Adam Lauridsen’s practice focuses on complex commercial litigation, including intellectual property, securities, legal malpractice and contract disputes. He has served as first-chair counsel in a week-long federal civil rights trial, has been an active member of the lead trial team in a multi-week, multi-defendant federal trial and has participated in numerous arbitrations and mediations. Mr. Lauridsen has represented individuals in federal courts, state courts and before the Securities and Exchange Commission. His clients have included large corporations, executives of Fortune 500 companies and high-profile individuals.
Cases of Note
In re NCAA Name & Likeness Litigation: We represent Electronic Arts Inc. (EA) in a groundbreaking case that will determine how First Amendment protections apply to videogames. This right of publicity case was brought by a putative national class of current and former student athletes in the Northern District of California against EA, the National Collegiate Athletic Association and the Collegiate Licensing Company. Plaintiffs claim EA improperly used the athletes’ likenesses and biographical information in its NCAA Football and NCAA Basketball video games. The case is currently on appeal at the U.S. Circuit Court of Appeals for the Ninth Circuit. At issue is what legal test the circuit will adopt when balancing the right of publicity against rights of free expression.
State of New York v. Intel Corp.: We were lead trial counsel for Intel Corp. in a high-profile antitrust case. The New York Attorney General claimed Intel violated federal and state antitrust statutes by maintaining an illegal monopoly in the microprocessor market. We won several key motions near the start of trial that severely limited the scope of New York's case. The matter settled shortly thereafter with a payment by Intel of only $6.5 million in partial repayment of some of New York's costs.
Dillinger LLC v. Electronic Arts Inc.: We won summary judgment for Electronic Arts Inc in this right-of-publicity and trademark case. The heirs of John Dillinger alleged that EA improperly used the Dillinger name in a series of videogames. Plaintiff sought damages and an injunction to prevent EA from selling the games. The court's orders not only affirmed EA's fundamental First Amendment right to design and publish its games, but also made clear that Indiana's right of publicity statute could not be applied retroactively to individuals who died before it was enacted. Law360 described the rulings as a "total victory" for EA.

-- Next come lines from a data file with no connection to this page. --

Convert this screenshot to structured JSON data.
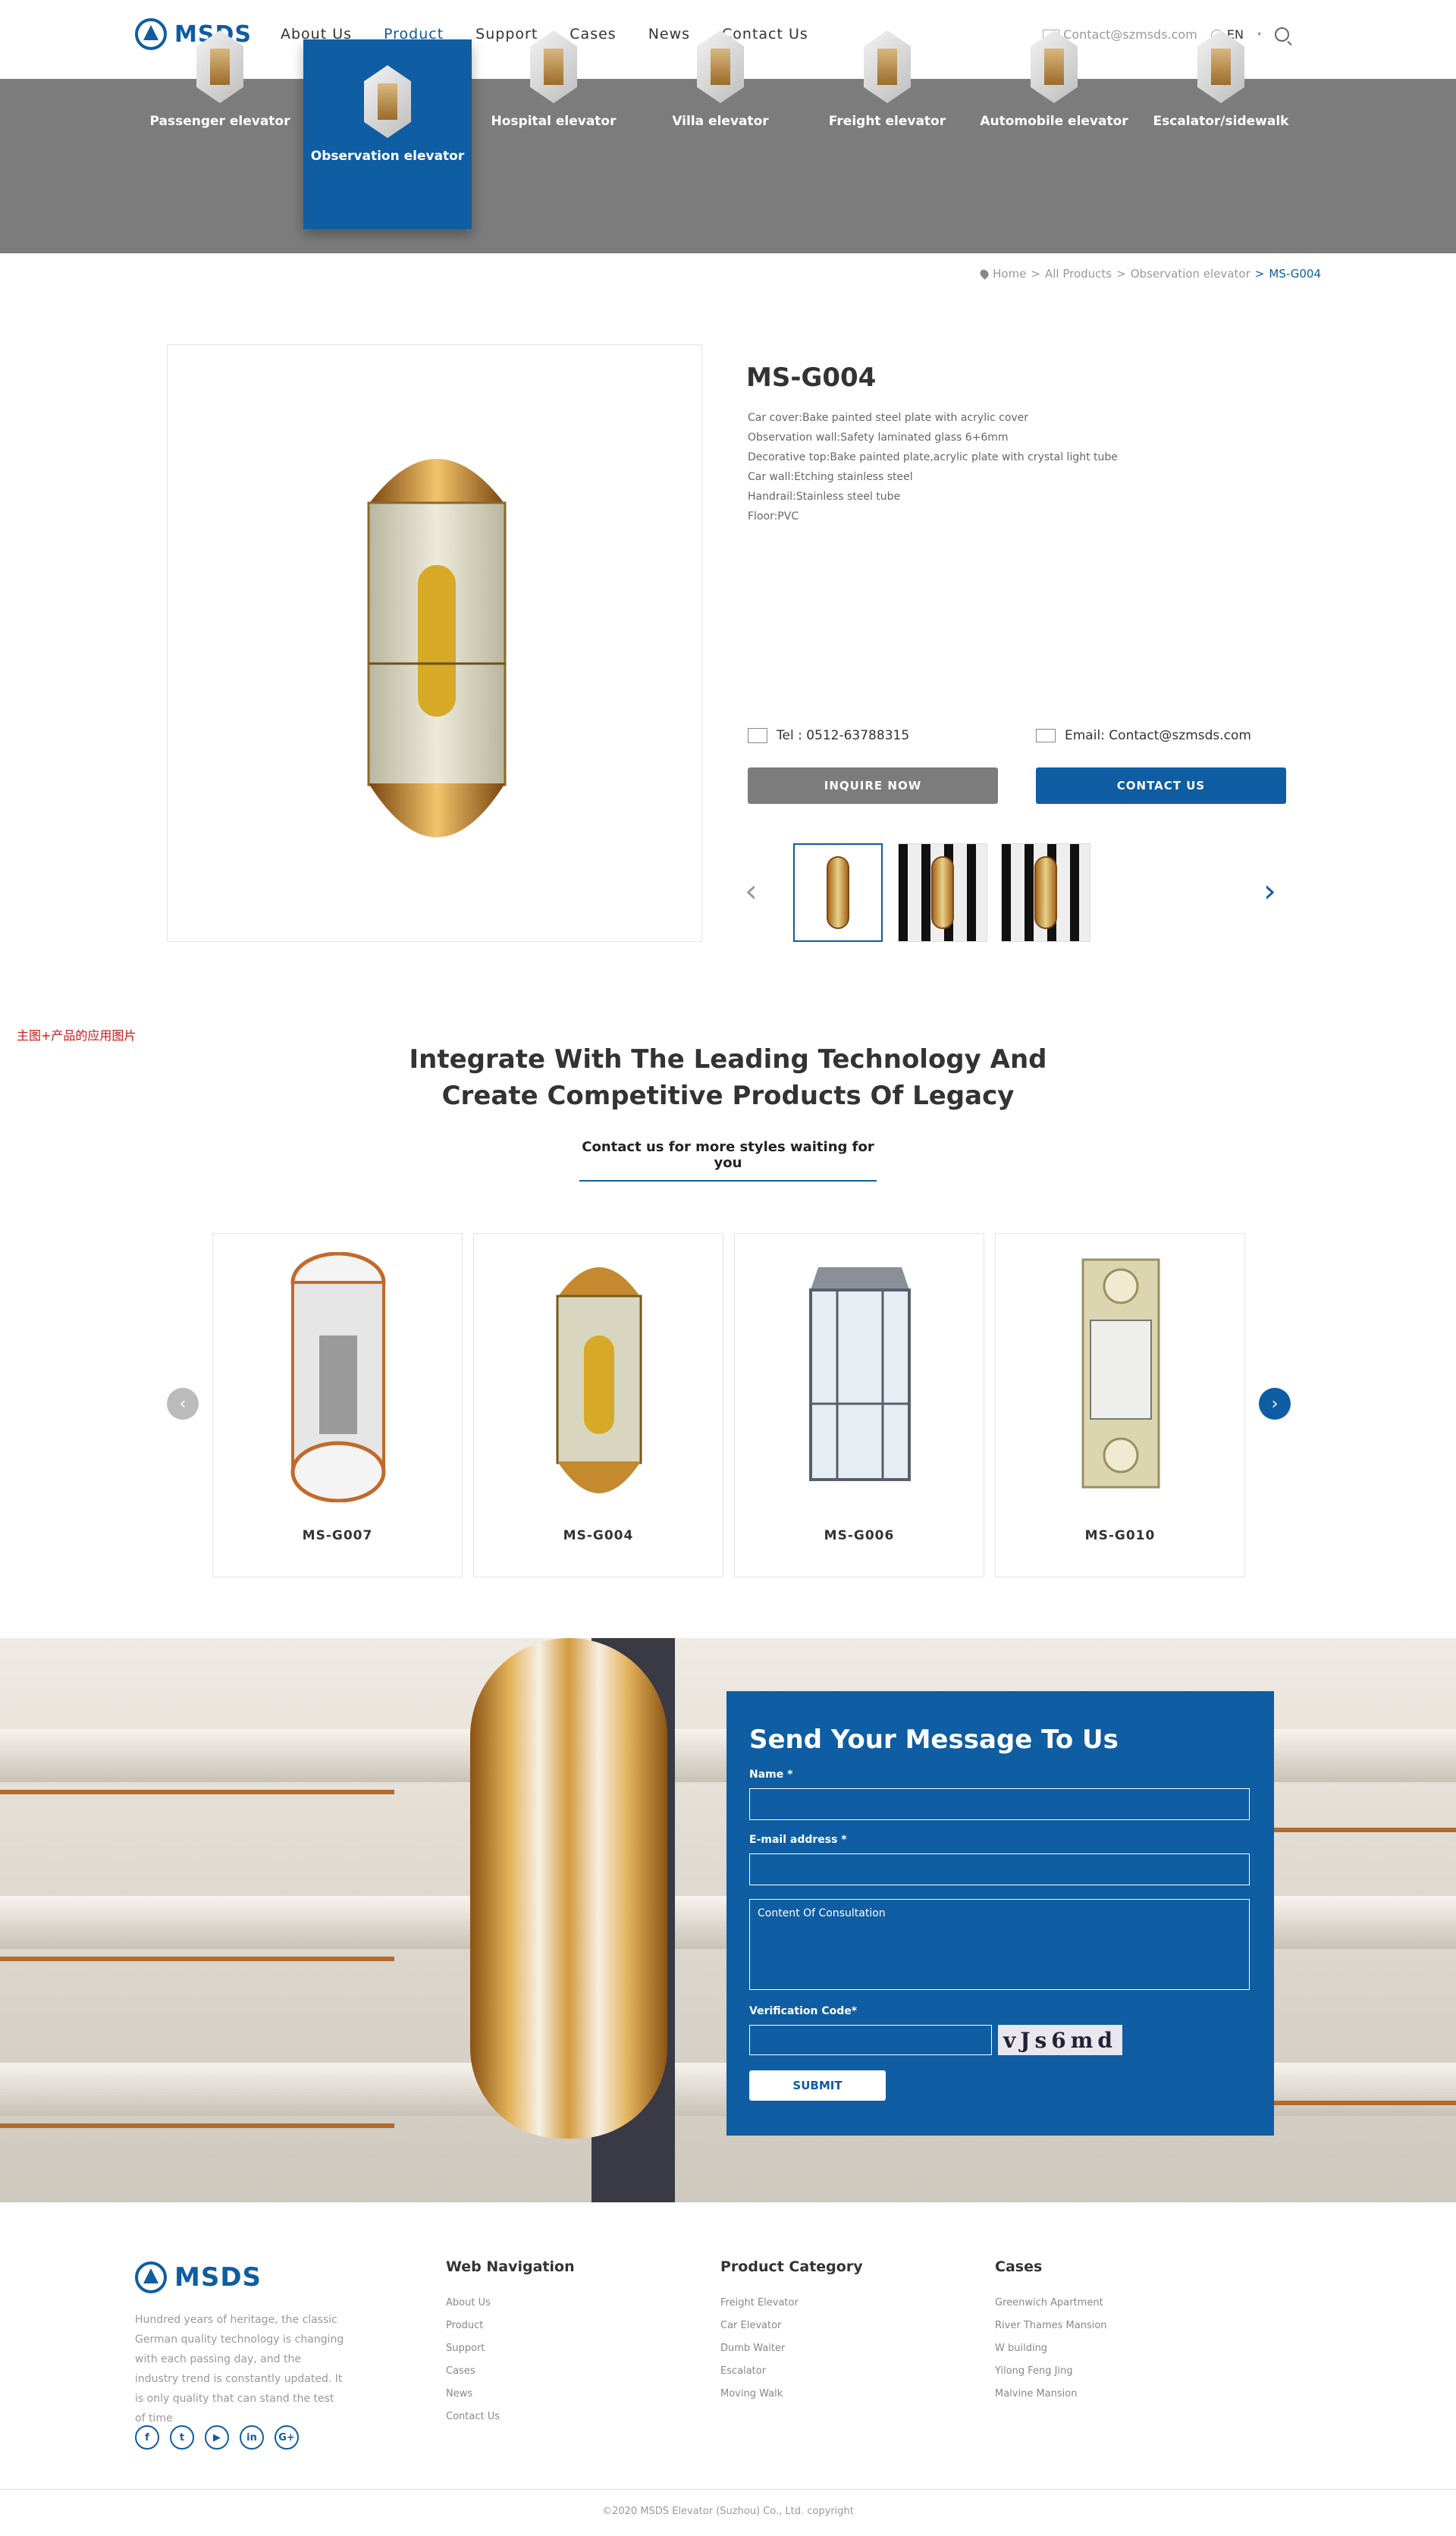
{
  "header": {
    "logo_text": "MSDS",
    "nav": [
      "About Us",
      "Product",
      "Support",
      "Cases",
      "News",
      "Contact Us"
    ],
    "active_nav": "Product",
    "email": "Contact@szmsds.com",
    "lang": "EN"
  },
  "categories": [
    {
      "label": "Passenger elevator"
    },
    {
      "label": "Observation elevator",
      "active": true
    },
    {
      "label": "Hospital elevator"
    },
    {
      "label": "Villa elevator"
    },
    {
      "label": "Freight elevator"
    },
    {
      "label": "Automobile elevator"
    },
    {
      "label": "Escalator/sidewalk"
    }
  ],
  "breadcrumb": {
    "items": [
      "Home",
      "All Products",
      "Observation elevator"
    ],
    "current": "MS-G004",
    "sep": ">"
  },
  "product": {
    "title": "MS-G004",
    "specs": [
      "Car cover:Bake painted steel plate with acrylic cover",
      "Observation wall:Safety laminated glass 6+6mm",
      "Decorative top:Bake painted plate,acrylic plate with crystal light tube",
      "Car wall:Etching stainless steel",
      "Handrail:Stainless steel tube",
      "Floor:PVC"
    ],
    "tel": "Tel : 0512-63788315",
    "email": "Email: Contact@szmsds.com",
    "inquire_label": "INQUIRE NOW",
    "contact_label": "CONTACT US"
  },
  "annotation": "主图+产品的应用图片",
  "section": {
    "title_line1": "Integrate With The Leading Technology And",
    "title_line2": "Create Competitive Products Of Legacy",
    "subtitle": "Contact us for more styles waiting for you"
  },
  "related": [
    {
      "name": "MS-G007"
    },
    {
      "name": "MS-G004"
    },
    {
      "name": "MS-G006"
    },
    {
      "name": "MS-G010"
    }
  ],
  "form": {
    "title": "Send Your Message To Us",
    "name_label": "Name *",
    "email_label": "E-mail address *",
    "content_placeholder": "Content Of Consultation",
    "code_label": "Verification Code*",
    "captcha": "vJs6md",
    "submit": "SUBMIT"
  },
  "footer": {
    "logo_text": "MSDS",
    "desc": "Hundred years of heritage, the classic German quality technology is changing with each passing day, and the industry trend is constantly updated. It is only quality that can stand the test of time",
    "social": [
      "f",
      "t",
      "▶",
      "in",
      "G+"
    ],
    "nav_title": "Web Navigation",
    "nav_items": [
      "About Us",
      "Product",
      "Support",
      "Cases",
      "News",
      "Contact Us"
    ],
    "cat_title": "Product Category",
    "cat_items": [
      "Freight Elevator",
      "Car Elevator",
      "Dumb Waiter",
      "Escalator",
      "Moving Walk"
    ],
    "cases_title": "Cases",
    "cases_items": [
      "Greenwich Apartment",
      "River Thames Mansion",
      "W building",
      "Yilong Feng Jing",
      "Malvine Mansion"
    ],
    "copyright": "©2020 MSDS Elevator (Suzhou) Co., Ltd. copyright"
  },
  "colors": {
    "brand": "#0f5da2",
    "band": "#7c7c7c"
  }
}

Henderson v. Petersen et al: We represented a prisoner in a civil rights suit against three correctional officers who beat him in Pelican Bay State Prison and one officer who failed to intervene to stop the beating. After the plaintiff's case survived summary judgment, the federal court asked us to step in and represent him at trial. Following a five-day trial and five hours of jury deliberation, Defendants settled the case for nearly twice the number the plaintiff presented to the jury.
United States v. Former Chief Executive Officer: We persuaded the U.S. Attorney to abandon its criminal stock options backdating investigation of our client, a former CEO. We then sued our client's former company for terminating its relationship with him, and voiding his retirement benefits worth tens of millions. The company agreed to pay our client $16.5 million.

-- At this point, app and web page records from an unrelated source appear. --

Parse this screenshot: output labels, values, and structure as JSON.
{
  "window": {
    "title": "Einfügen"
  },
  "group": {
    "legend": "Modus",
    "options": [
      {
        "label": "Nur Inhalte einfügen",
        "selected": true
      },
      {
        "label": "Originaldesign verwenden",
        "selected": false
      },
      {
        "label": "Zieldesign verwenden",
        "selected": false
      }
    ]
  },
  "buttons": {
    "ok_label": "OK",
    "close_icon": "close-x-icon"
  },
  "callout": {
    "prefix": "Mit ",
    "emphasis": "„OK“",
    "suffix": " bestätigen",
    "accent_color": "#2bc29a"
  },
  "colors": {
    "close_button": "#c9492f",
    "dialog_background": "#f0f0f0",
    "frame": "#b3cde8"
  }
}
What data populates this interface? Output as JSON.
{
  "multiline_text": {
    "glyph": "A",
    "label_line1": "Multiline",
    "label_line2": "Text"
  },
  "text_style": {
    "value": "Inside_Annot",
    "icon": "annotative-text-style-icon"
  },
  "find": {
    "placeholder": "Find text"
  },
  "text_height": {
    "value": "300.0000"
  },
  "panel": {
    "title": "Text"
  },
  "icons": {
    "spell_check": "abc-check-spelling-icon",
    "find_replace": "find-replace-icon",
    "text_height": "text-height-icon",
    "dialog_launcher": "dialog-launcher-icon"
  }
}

United States v. Former Chief Executive Officer: We represented the former CEO of a public company in a criminal investigation, a Securities and Exchange Commission suit, a derivative shareholder suit, a breach of contract suit by our client against his former company, and that company's counterclaim for hundreds of millions. All of these matters were related to the company's historical stock option granting practices. We resolved all of the matters against our client with net payments of more than $10 million to our client.
Commonwealth Scientific and Industrial Research Organisation v. Semiconductor Company: We represented a leading semiconductor company in a patent trial brought in the Eastern District of Texas. The Commonwealth Scientific and Industrial Research Organisation (CSIRO) asserted patent infringement claims against more than a dozen of the world's leading technology companies, including our client. CSIRO contended the defendants' Wi-Fi products infringed on CSIRO's patent, and sought nine to ten figure royalty payments. A week into the jury trial, we reached a favorable settlement with CSIRO, and the remaining parties also settled favorably.
Plaintiff v. Law Firm: The plaintiffs alleged our client, the plaintiff's former attorneys, were negligent. After we successfully transferred the case to Sacramento Superior Court and revealed key facts about the plaintiff during discovery, the case settled before trial for a small fraction of the demand.
Awards and Honors
Member, Board of Student Advisers, Harvard Law School, 2003-2005
Editor, Harvard Civil Rights - Civil Liberties Law Review, 2003-2005
Research assistant for Professor Arthur Miller, Harvard Law School, 2003-2005
Ames Moot Court Semi-Finalist, Best Oralist, 2004
Phi Beta Kappa, Harvard University
Mock Trial Coach, Bar Association of San Francisco